Citation: Movement Ecology 2020 8:19
Integrating Movement Ecology with Biodiversity Research
The boon and bane of boldness: movement syndrome as saviour and sink for population genetic diversity
Many felid species are of high conservation concern, and with increasing human disturbance the situation is worsening. Small isolated populations are at risk of genetic impoverishment decreasing within-species...
Citation: Movement Ecology 2020 8:16
Towards the restoration of the Mesoamerican Biological Corridor for large mammals in Panama: comparing multi-species occupancy to movement models
Habitat fragmentation is a primary driver of wildlife loss, and the establishment of biological corridors is a conservation strategy to mitigate this problem. Identifying areas with high potential functional c...
Citation: Movement Ecology 2020 8:3
Dispersal and reproduction are key life-history traits that jointly determine species’ potential to expand their distribution, for instance in light of ongoing climate change. These life-history traits are kno...
Citation: Movement Ecology 2020 8:2
Movement ecology aims to provide common terminology and an integrative framework of movement research across all groups of organisms. Yet such work has focused on unitary organisms so far, and thus the importa...
Citation: Movement Ecology 2019 7:36
Understanding rhino movement behavior, especially their recursive movements, holds significant promise for enhancing rhino conservation efforts, and protecting their habitats and the biodiversity they support....
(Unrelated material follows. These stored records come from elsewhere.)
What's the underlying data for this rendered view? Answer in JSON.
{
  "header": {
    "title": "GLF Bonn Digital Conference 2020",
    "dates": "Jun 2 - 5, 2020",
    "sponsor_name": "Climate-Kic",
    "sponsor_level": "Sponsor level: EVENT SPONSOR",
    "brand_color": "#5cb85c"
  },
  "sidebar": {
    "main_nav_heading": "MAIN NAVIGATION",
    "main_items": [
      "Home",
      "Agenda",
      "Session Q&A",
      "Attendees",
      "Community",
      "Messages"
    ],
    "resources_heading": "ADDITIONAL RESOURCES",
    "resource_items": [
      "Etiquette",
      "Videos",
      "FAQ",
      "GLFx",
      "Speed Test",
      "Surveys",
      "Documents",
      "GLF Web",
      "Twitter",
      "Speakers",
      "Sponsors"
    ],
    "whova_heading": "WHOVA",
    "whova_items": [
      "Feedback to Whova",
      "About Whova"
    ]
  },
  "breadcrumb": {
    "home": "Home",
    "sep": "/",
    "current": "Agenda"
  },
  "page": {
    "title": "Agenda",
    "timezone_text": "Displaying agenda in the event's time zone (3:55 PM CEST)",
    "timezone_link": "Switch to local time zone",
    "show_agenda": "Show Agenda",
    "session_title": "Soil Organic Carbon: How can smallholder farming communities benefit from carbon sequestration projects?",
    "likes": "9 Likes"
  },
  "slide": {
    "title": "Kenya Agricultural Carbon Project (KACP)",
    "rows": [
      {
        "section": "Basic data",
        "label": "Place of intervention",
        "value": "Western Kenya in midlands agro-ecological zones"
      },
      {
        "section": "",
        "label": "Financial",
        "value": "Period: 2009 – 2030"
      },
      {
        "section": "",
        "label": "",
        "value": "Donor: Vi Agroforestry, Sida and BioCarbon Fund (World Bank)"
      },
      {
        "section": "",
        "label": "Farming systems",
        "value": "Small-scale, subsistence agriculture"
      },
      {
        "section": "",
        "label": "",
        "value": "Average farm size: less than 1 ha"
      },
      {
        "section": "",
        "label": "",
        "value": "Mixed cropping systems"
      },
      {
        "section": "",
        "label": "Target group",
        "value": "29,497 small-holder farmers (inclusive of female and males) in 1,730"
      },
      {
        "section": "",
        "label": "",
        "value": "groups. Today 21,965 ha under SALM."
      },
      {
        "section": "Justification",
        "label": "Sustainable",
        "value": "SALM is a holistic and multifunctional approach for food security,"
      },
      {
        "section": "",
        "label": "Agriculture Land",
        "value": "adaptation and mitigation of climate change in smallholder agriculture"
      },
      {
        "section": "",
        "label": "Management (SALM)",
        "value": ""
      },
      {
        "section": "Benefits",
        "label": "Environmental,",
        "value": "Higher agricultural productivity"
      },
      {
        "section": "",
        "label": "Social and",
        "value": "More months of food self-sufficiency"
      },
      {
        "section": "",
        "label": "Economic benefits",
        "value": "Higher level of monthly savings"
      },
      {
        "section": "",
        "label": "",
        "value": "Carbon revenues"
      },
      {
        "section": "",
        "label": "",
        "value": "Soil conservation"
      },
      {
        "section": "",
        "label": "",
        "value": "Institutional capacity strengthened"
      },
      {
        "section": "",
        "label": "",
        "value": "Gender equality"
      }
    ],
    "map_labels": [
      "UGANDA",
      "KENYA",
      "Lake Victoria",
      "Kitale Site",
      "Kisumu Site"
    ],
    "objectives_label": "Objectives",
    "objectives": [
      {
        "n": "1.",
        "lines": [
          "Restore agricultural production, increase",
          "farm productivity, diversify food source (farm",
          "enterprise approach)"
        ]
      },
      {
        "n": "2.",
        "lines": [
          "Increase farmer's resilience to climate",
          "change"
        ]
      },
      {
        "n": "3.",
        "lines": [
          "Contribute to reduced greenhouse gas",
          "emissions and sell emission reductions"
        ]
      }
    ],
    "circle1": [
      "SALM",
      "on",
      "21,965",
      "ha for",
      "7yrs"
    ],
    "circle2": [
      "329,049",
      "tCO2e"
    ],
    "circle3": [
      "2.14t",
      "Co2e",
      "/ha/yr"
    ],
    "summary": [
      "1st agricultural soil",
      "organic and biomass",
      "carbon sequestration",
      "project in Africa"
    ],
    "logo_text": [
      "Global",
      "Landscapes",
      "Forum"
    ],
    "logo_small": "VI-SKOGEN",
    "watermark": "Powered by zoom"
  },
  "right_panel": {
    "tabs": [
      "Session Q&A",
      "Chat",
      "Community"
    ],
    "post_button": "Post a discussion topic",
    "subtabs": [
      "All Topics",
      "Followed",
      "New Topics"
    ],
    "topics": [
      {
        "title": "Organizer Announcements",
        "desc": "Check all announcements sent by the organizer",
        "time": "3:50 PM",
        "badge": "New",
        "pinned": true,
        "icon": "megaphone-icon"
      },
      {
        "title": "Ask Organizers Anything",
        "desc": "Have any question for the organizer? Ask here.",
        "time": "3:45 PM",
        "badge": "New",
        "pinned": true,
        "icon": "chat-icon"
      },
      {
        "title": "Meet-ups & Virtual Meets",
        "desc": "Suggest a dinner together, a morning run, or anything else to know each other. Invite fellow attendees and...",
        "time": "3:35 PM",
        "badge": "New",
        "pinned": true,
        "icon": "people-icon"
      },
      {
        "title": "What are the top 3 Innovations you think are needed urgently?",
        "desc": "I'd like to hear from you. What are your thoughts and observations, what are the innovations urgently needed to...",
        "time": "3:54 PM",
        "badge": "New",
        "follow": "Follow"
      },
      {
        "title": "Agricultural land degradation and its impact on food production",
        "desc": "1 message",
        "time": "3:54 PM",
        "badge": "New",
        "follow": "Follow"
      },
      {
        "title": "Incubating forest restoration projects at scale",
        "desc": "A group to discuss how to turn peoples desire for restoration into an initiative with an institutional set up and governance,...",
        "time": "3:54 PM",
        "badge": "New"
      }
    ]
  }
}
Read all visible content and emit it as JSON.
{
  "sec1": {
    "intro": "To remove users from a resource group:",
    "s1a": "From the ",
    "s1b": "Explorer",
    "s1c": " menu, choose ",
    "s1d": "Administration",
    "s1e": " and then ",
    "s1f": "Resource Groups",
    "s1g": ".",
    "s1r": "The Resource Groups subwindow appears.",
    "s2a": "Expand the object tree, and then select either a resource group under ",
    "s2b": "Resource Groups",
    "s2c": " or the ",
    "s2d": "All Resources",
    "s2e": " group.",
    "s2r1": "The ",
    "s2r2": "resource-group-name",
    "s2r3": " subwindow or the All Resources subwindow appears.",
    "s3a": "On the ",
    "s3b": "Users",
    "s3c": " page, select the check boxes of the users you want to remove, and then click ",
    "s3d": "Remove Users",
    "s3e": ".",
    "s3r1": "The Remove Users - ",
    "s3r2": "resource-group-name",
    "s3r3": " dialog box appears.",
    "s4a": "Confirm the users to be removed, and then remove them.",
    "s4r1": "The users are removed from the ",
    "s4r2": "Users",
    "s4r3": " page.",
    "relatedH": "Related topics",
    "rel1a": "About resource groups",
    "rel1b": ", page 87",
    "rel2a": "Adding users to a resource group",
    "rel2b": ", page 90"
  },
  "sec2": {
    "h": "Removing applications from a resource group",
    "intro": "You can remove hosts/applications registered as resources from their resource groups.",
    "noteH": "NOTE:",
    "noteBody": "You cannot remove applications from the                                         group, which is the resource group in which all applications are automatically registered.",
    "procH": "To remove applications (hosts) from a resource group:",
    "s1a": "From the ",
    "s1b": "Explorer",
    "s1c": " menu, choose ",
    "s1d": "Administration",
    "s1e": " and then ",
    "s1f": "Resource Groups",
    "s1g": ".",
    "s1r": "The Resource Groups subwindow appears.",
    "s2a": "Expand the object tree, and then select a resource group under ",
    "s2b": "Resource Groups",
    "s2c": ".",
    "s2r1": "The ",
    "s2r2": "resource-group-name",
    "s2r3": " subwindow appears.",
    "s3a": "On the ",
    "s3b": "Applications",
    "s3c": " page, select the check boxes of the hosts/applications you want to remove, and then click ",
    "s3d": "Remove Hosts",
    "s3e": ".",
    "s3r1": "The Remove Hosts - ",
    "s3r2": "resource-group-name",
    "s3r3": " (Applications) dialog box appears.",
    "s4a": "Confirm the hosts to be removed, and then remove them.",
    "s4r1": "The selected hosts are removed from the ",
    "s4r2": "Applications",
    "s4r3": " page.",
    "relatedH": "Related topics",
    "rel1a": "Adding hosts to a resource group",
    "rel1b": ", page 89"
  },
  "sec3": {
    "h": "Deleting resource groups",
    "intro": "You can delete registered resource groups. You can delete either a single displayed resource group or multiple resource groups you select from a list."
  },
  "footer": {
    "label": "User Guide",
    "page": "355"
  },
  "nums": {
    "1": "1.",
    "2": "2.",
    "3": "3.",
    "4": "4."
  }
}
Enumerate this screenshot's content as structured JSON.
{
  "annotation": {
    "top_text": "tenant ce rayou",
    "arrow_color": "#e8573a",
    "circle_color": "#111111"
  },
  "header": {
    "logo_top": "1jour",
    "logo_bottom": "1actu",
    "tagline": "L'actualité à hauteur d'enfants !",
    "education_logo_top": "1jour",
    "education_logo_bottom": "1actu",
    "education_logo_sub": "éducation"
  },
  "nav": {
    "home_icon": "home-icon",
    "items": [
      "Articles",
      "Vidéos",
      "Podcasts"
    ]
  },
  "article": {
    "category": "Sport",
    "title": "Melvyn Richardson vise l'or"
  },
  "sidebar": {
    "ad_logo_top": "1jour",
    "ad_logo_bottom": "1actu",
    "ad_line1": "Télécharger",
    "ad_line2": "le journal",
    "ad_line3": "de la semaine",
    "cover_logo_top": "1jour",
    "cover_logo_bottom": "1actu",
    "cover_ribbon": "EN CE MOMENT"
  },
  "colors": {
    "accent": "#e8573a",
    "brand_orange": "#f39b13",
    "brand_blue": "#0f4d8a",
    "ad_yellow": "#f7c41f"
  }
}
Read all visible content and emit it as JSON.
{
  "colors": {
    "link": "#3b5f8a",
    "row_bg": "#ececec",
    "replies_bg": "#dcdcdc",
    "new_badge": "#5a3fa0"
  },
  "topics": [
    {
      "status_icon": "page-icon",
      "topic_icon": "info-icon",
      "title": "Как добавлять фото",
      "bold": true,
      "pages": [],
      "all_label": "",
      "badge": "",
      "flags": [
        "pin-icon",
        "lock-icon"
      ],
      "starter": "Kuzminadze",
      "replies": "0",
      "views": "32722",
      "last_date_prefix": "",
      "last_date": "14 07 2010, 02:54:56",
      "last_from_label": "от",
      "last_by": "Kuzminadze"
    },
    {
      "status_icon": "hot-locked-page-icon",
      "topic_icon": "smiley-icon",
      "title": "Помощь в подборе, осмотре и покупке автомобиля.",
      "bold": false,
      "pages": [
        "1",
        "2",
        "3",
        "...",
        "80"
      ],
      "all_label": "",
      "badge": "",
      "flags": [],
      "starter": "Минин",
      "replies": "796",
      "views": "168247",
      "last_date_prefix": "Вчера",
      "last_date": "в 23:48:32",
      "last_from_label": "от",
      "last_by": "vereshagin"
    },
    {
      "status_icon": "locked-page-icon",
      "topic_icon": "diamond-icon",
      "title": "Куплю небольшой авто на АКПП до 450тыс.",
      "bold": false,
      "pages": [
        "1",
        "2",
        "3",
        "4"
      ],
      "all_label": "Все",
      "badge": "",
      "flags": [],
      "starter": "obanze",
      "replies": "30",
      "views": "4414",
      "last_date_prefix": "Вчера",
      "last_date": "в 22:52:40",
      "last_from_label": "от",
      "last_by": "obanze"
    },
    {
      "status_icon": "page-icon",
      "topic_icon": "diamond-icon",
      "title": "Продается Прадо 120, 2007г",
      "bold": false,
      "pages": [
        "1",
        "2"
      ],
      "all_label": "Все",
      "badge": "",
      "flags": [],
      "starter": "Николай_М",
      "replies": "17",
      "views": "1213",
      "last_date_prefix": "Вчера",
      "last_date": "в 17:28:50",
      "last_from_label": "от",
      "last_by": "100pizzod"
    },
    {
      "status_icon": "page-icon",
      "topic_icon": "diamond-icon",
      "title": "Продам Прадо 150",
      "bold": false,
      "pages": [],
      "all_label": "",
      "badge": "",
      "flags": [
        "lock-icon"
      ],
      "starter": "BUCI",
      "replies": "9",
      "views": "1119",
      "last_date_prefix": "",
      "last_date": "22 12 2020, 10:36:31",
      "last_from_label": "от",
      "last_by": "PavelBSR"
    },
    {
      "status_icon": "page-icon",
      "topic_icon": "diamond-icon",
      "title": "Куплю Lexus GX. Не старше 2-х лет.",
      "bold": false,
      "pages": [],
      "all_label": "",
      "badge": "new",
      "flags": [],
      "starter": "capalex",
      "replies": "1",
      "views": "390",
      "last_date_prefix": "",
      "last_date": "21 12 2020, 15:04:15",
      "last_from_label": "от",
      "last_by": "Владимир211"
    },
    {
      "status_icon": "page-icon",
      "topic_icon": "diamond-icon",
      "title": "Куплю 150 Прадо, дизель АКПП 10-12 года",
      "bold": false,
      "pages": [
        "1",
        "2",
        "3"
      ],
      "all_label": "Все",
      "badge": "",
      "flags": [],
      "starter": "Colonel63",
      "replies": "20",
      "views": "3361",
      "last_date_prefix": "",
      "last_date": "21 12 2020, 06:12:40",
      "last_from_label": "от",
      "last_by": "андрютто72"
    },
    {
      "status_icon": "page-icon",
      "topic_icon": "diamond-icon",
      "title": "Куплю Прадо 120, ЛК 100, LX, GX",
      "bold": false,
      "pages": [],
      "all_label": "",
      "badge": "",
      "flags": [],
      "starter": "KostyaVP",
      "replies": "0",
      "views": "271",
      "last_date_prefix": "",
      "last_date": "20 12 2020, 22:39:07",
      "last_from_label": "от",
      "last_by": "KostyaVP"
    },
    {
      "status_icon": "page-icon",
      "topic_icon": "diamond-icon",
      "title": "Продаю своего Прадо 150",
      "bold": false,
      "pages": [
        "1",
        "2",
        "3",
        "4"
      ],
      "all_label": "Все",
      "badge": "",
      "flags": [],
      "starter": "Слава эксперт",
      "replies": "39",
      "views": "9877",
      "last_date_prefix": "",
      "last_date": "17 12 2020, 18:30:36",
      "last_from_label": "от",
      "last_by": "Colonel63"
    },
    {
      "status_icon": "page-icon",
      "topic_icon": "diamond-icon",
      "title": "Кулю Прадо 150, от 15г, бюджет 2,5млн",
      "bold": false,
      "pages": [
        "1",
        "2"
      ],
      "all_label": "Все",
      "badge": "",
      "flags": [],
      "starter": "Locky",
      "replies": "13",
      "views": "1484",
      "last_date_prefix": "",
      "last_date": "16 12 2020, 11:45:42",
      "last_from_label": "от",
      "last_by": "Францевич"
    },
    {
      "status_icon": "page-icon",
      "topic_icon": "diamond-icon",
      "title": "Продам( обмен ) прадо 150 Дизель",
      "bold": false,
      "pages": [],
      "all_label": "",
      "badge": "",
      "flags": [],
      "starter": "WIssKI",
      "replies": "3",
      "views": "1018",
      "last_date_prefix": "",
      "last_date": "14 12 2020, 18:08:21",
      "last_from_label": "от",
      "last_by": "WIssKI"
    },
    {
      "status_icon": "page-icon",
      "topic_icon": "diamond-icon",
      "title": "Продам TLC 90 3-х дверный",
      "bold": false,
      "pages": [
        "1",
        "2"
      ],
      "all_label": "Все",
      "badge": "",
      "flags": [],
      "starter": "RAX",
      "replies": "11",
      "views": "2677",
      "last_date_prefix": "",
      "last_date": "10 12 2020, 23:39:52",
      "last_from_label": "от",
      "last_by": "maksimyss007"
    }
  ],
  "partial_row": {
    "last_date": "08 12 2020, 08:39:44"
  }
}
Citation: Movement Ecology 2019 7:34
Slow-moving soil organisms on a water highway: aquatic dispersal and survival potential of Oribatida and Collembola in running water
Oribatida and Collembola are an important part of the soil food web and increase soil fertility by contributing to the recycling of nutrients out of dead organic matter. Active locomotion enables only limited ...
Citation: Movement Ecology 2019 7:20